Yes, a lawn can be over aerated. When you aerate, you puncture small holes in your lawn and allow air, water, and fertilizer to reach the root system. It can be very beneficial to the health of your lawn, but it can also be damaging if done too often.

Over aerating your lawn can severely damage the turf, causing chunky pieces to be pulled up. Additionally, when the soil is too loose and dry, roots may not be able to anchor the turf well enough, leading to further damage and desertification.

To prevent over aerating, make sure you are spacing out aerating sessions to once or twice a year. You can also use top-dressing with organic materials or use the core aeration process for deeper elevations instead of multiple shallow aerations.

Is it possible to aerate a lawn too much?

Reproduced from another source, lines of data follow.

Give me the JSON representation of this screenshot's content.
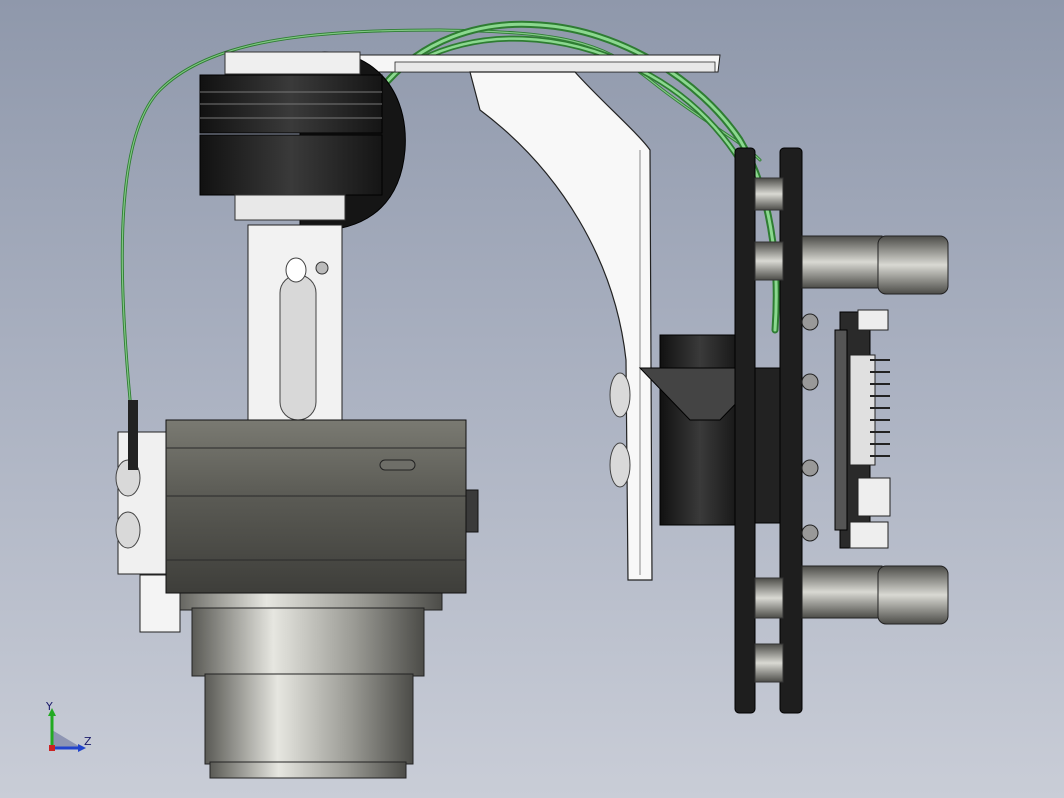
{
  "viewport": {
    "background_top": "#8f98ab",
    "background_bottom": "#c9cdd7"
  },
  "model": {
    "description_type": "cad-3d-assembly",
    "parts": [
      "camera-body",
      "camera-lens",
      "tilt-motor",
      "roll-motor",
      "mounting-arm",
      "mounting-plate",
      "damper-plate",
      "controller-board",
      "signal-wire"
    ],
    "colors": {
      "dark_part": "#2a2a2a",
      "metal_part": "#8a8a8a",
      "white_part": "#f4f4f4",
      "wire": "#4caf50",
      "camera_body": "#5a5a54"
    }
  },
  "orientation_triad": {
    "y_label": "Y",
    "z_label": "Z",
    "icon": "axis-triad-icon"
  }
}
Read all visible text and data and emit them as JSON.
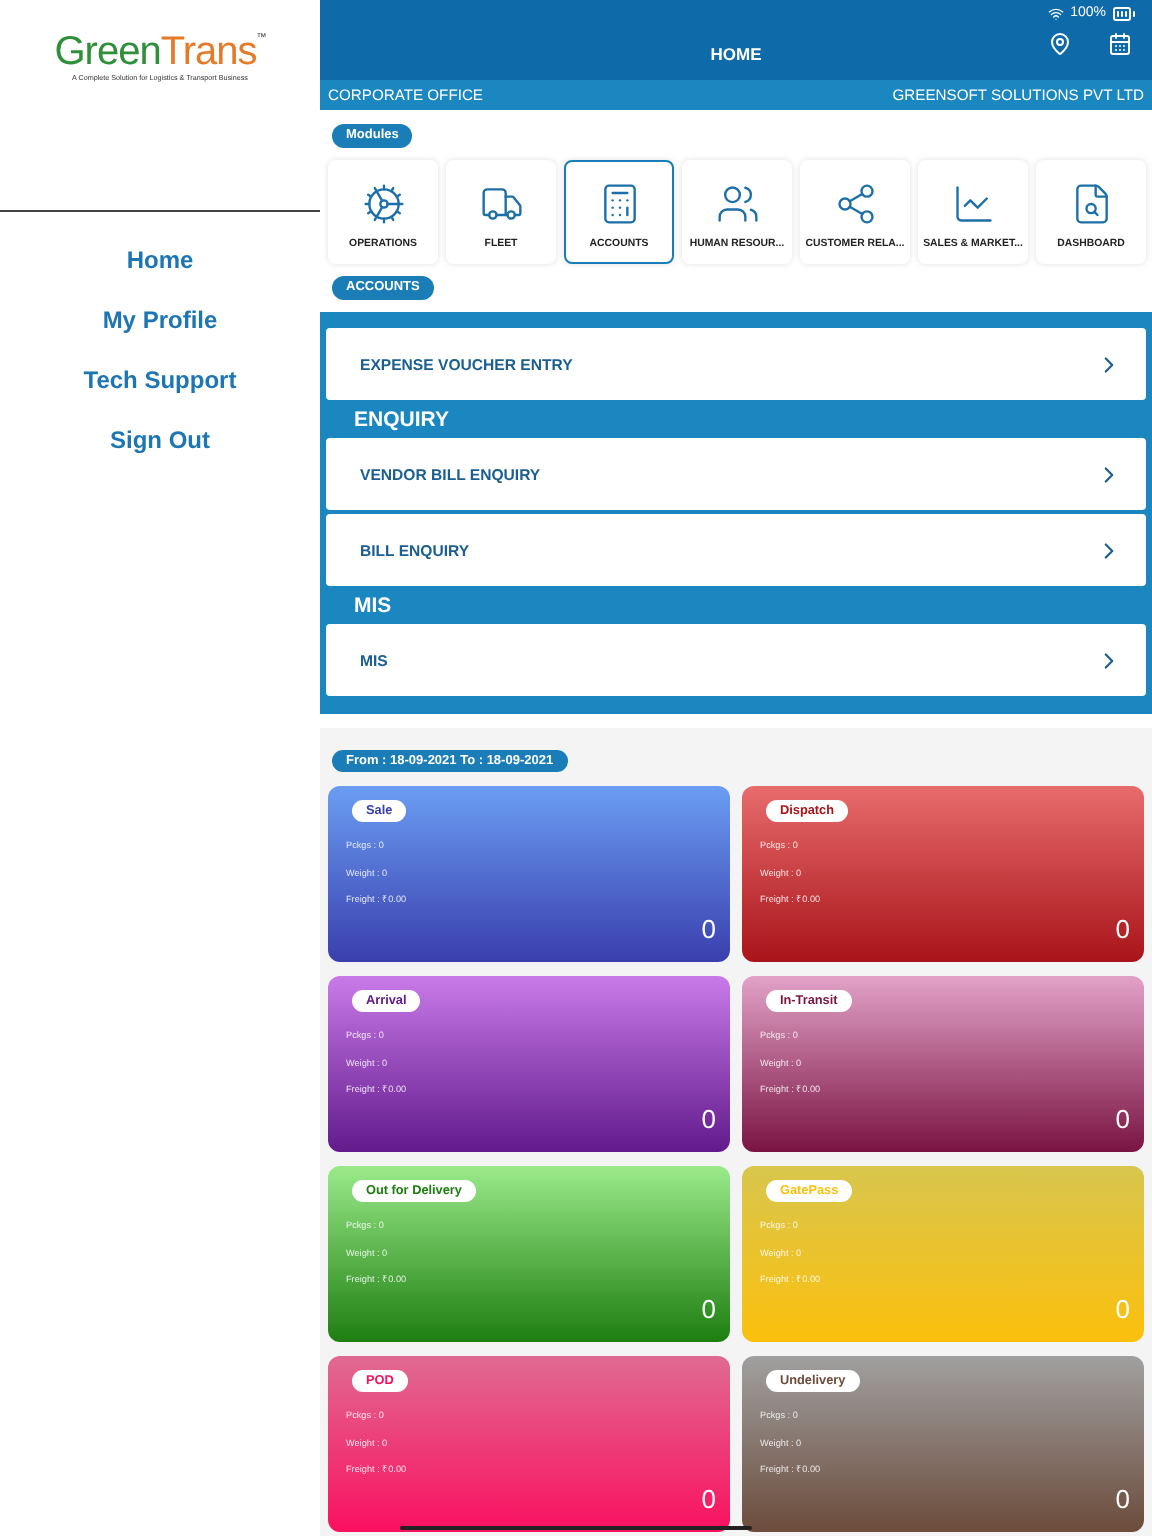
{
  "sidebar": {
    "logo": {
      "first": "Green",
      "second": "Trans",
      "mark": "™",
      "tagline": "A Complete Solution for Logistics & Transport Business"
    },
    "items": [
      {
        "label": "Home"
      },
      {
        "label": "My Profile"
      },
      {
        "label": "Tech Support"
      },
      {
        "label": "Sign Out"
      }
    ]
  },
  "status_bar": {
    "battery": "100%"
  },
  "header": {
    "title": "HOME"
  },
  "subheader": {
    "left": "CORPORATE OFFICE",
    "right": "GREENSOFT SOLUTIONS PVT LTD"
  },
  "modules": {
    "label": "Modules",
    "items": [
      {
        "label": "OPERATIONS",
        "selected": false
      },
      {
        "label": "FLEET",
        "selected": false
      },
      {
        "label": "ACCOUNTS",
        "selected": true
      },
      {
        "label": "HUMAN RESOUR...",
        "selected": false
      },
      {
        "label": "CUSTOMER RELA...",
        "selected": false
      },
      {
        "label": "SALES & MARKET...",
        "selected": false
      },
      {
        "label": "DASHBOARD",
        "selected": false
      }
    ]
  },
  "accounts": {
    "label": "ACCOUNTS",
    "entries": [
      {
        "kind": "item",
        "label": "EXPENSE VOUCHER ENTRY"
      },
      {
        "kind": "section",
        "label": "ENQUIRY"
      },
      {
        "kind": "item",
        "label": "VENDOR BILL ENQUIRY"
      },
      {
        "kind": "item",
        "label": "BILL ENQUIRY"
      },
      {
        "kind": "section",
        "label": "MIS"
      },
      {
        "kind": "item",
        "label": "MIS"
      }
    ]
  },
  "date_range": "From : 18-09-2021 To : 18-09-2021",
  "cards": [
    {
      "label": "Sale",
      "color": "#6a9df2",
      "pckgs": "Pckgs : 0",
      "weight": "Weight : 0",
      "freight": "Freight : ₹0.00",
      "count": "0"
    },
    {
      "label": "Dispatch",
      "color": "#e86c6c",
      "pckgs": "Pckgs : 0",
      "weight": "Weight : 0",
      "freight": "Freight : ₹0.00",
      "count": "0"
    },
    {
      "label": "Arrival",
      "color": "#c87ae8",
      "pckgs": "Pckgs : 0",
      "weight": "Weight : 0",
      "freight": "Freight : ₹0.00",
      "count": "0"
    },
    {
      "label": "In-Transit",
      "color": "#e2a2c8",
      "pckgs": "Pckgs : 0",
      "weight": "Weight : 0",
      "freight": "Freight : ₹0.00",
      "count": "0"
    },
    {
      "label": "Out for Delivery",
      "color": "#9aea8a",
      "pckgs": "Pckgs : 0",
      "weight": "Weight : 0",
      "freight": "Freight : ₹0.00",
      "count": "0"
    },
    {
      "label": "GatePass",
      "color": "#d8c64e",
      "pckgs": "Pckgs : 0",
      "weight": "Weight : 0",
      "freight": "Freight : ₹0.00",
      "count": "0"
    },
    {
      "label": "POD",
      "color": "#e06a92",
      "pckgs": "Pckgs : 0",
      "weight": "Weight : 0",
      "freight": "Freight : ₹0.00",
      "count": "0"
    },
    {
      "label": "Undelivery",
      "color": "#a0a0a0",
      "pckgs": "Pckgs : 0",
      "weight": "Weight : 0",
      "freight": "Freight : ₹0.00",
      "count": "0"
    }
  ]
}
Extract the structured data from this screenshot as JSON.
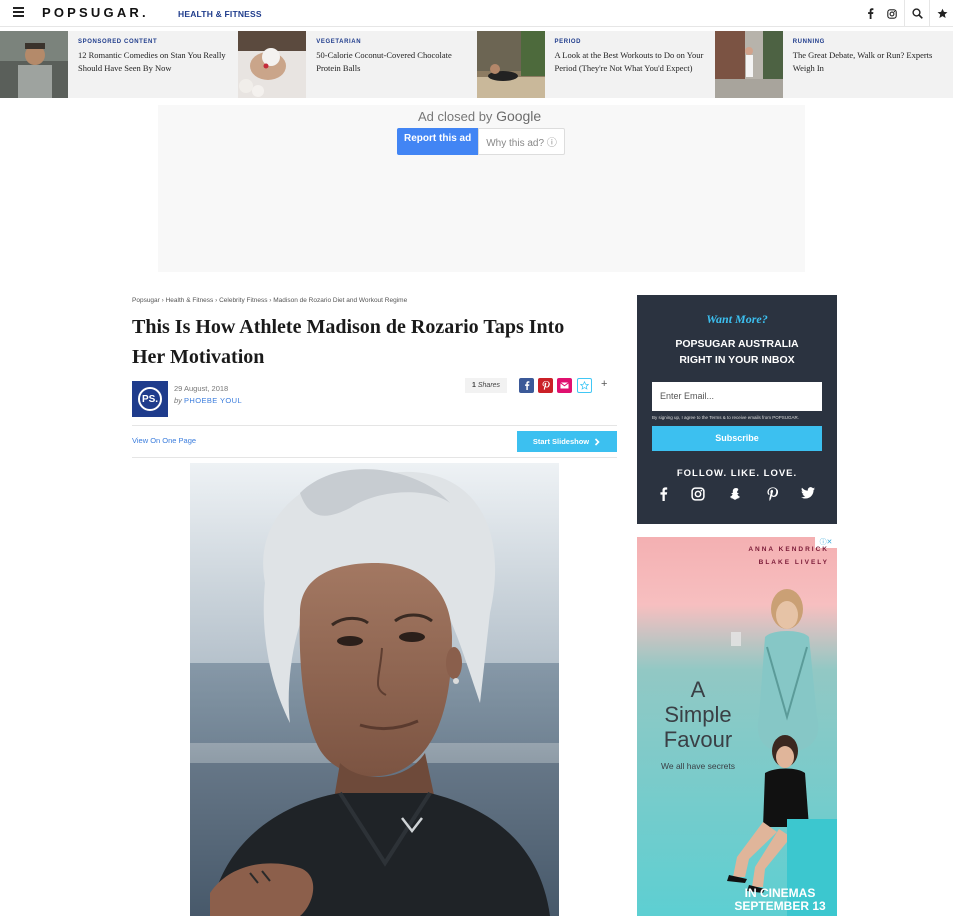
{
  "nav": {
    "logo": "POPSUGAR.",
    "section": "HEALTH & FITNESS",
    "icons": [
      "menu-icon",
      "facebook-icon",
      "instagram-icon",
      "search-icon",
      "star-icon"
    ]
  },
  "trending": [
    {
      "kicker": "SPONSORED CONTENT",
      "title": "12 Romantic Comedies on Stan You Really Should Have Seen By Now"
    },
    {
      "kicker": "VEGETARIAN",
      "title": "50-Calorie Coconut-Covered Chocolate Protein Balls"
    },
    {
      "kicker": "PERIOD",
      "title": "A Look at the Best Workouts to Do on Your Period (They're Not What You'd Expect)"
    },
    {
      "kicker": "RUNNING",
      "title": "The Great Debate, Walk or Run? Experts Weigh In"
    }
  ],
  "ad": {
    "closed_text": "Ad closed by",
    "closed_brand": "Google",
    "report_label": "Report this ad",
    "why_label": "Why this ad? ⓘ"
  },
  "article": {
    "breadcrumb": [
      "Popsugar",
      "Health & Fitness",
      "Celebrity Fitness",
      "Madison de Rozario Diet and Workout Regime"
    ],
    "headline": "This Is How Athlete Madison de Rozario Taps Into Her Motivation",
    "date": "29 August, 2018",
    "by_prefix": "by",
    "author": "PHOEBE YOUL",
    "avatar_text": "PS.",
    "shares_count": "1",
    "shares_label": "Shares",
    "view_one_page": "View On One Page",
    "start_slideshow": "Start Slideshow"
  },
  "newsletter": {
    "want_more": "Want More?",
    "heading_line1": "POPSUGAR AUSTRALIA",
    "heading_line2": "RIGHT IN YOUR INBOX",
    "email_placeholder": "Enter Email...",
    "fine_print": "By signing up, I agree to the Terms & to receive emails from POPSUGAR.",
    "subscribe": "Subscribe",
    "follow": "FOLLOW. LIKE. LOVE.",
    "socials": [
      "facebook-icon",
      "instagram-icon",
      "snapchat-icon",
      "pinterest-icon",
      "twitter-icon"
    ]
  },
  "movie_ad": {
    "actor1": "ANNA KENDRICK",
    "actor2": "BLAKE LIVELY",
    "title_line1": "A",
    "title_line2": "Simple",
    "title_line3": "Favour",
    "tagline": "We all have secrets",
    "release_line1": "IN CINEMAS",
    "release_line2": "SEPTEMBER 13"
  },
  "colors": {
    "brand_blue": "#1f3c8c",
    "accent_cyan": "#3cc0f0",
    "link_blue": "#3b7ddd",
    "newsletter_bg": "#2b3340"
  }
}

Yes, it is possible to aerate a lawn too much. Doing so can cause compaction, as repeated aeration can lead to soil particles becoming overly small and densely packed together. Compaction can further cause root disease if the soil’s moisture and nutrient balance is disrupted, as roots are unable to into the soil.

Additionally, too much aeration can lead to soil erosion, as the large voids created by aeration machinery can result in washout on steep slopes. In order to avoid damaging the lawn and further compaction, it’s recommended to aerate no more than once a year and to use solid tines rather than hollow ones.

How long after aeration can you see results?

The length of time it takes to see results after aerating your lawn largely depends on a variety of factors, such as the particular grass type, how compacted the soil was to begin with, and how severely it needs to be aerated.

In general, you should start to see the effects of aeration within just a few weeks. As mentioned, the degree to which the soil was compacted and the particular grass species will affect how long it takes to see the improvement.

For instance, if you have a cool-season grass and the soil was very compacted, you may start seeing the improvement within a week or two, but it could take up to a month or longer if the soil wasn’t as compacted initially or if you have a warm-season grass.

Over time, you should notice areas that were aerated taking on a more vibrant, greener color than before, and the grass should be much more resistant to foot traffic, drought, and disease. Within a few months of aerating, you should see significantly fuller, healthier turf.